• Exercise aim: What lines of the data below hold the string "heading"? Copy each one out.

• Working data:
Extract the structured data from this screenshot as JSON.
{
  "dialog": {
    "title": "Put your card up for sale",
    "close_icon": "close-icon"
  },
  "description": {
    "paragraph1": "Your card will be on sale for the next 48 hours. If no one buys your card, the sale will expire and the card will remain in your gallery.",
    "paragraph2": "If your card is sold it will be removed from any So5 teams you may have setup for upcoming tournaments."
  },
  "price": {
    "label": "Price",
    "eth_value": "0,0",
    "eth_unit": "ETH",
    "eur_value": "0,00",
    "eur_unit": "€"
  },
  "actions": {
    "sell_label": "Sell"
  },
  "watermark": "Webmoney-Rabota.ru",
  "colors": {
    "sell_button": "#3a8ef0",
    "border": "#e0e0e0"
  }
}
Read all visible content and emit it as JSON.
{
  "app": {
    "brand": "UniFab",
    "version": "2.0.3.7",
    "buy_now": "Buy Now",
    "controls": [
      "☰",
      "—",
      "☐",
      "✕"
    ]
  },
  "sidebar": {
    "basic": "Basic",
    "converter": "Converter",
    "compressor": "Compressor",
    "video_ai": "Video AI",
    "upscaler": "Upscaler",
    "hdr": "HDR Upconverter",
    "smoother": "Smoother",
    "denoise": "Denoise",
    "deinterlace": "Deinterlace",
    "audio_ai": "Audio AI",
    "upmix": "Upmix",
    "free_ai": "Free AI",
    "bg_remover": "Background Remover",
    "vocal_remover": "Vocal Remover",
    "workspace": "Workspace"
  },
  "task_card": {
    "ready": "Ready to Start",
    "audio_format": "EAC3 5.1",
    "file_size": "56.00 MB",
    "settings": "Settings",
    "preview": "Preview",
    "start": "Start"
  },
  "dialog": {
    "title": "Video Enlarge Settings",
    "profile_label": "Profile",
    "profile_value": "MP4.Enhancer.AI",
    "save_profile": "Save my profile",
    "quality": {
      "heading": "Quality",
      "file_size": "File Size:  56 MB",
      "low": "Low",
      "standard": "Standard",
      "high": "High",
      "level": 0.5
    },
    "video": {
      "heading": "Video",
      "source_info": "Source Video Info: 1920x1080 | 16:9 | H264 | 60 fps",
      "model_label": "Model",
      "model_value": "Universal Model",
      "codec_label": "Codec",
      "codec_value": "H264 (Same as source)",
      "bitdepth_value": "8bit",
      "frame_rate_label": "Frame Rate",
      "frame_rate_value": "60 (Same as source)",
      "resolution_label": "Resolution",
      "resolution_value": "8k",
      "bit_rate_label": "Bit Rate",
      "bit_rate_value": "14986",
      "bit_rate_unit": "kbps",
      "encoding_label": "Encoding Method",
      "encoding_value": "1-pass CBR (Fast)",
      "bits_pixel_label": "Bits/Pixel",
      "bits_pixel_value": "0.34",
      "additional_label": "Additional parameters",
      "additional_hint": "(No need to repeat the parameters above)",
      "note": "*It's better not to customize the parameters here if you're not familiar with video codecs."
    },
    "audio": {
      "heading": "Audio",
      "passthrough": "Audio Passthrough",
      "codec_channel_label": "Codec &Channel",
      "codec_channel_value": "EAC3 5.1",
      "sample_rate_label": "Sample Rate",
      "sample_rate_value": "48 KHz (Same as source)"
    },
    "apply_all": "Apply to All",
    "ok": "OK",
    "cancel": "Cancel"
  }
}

• Result of this exercise:
      "heading": "Quality",
      "heading": "Video",
      "heading": "Audio",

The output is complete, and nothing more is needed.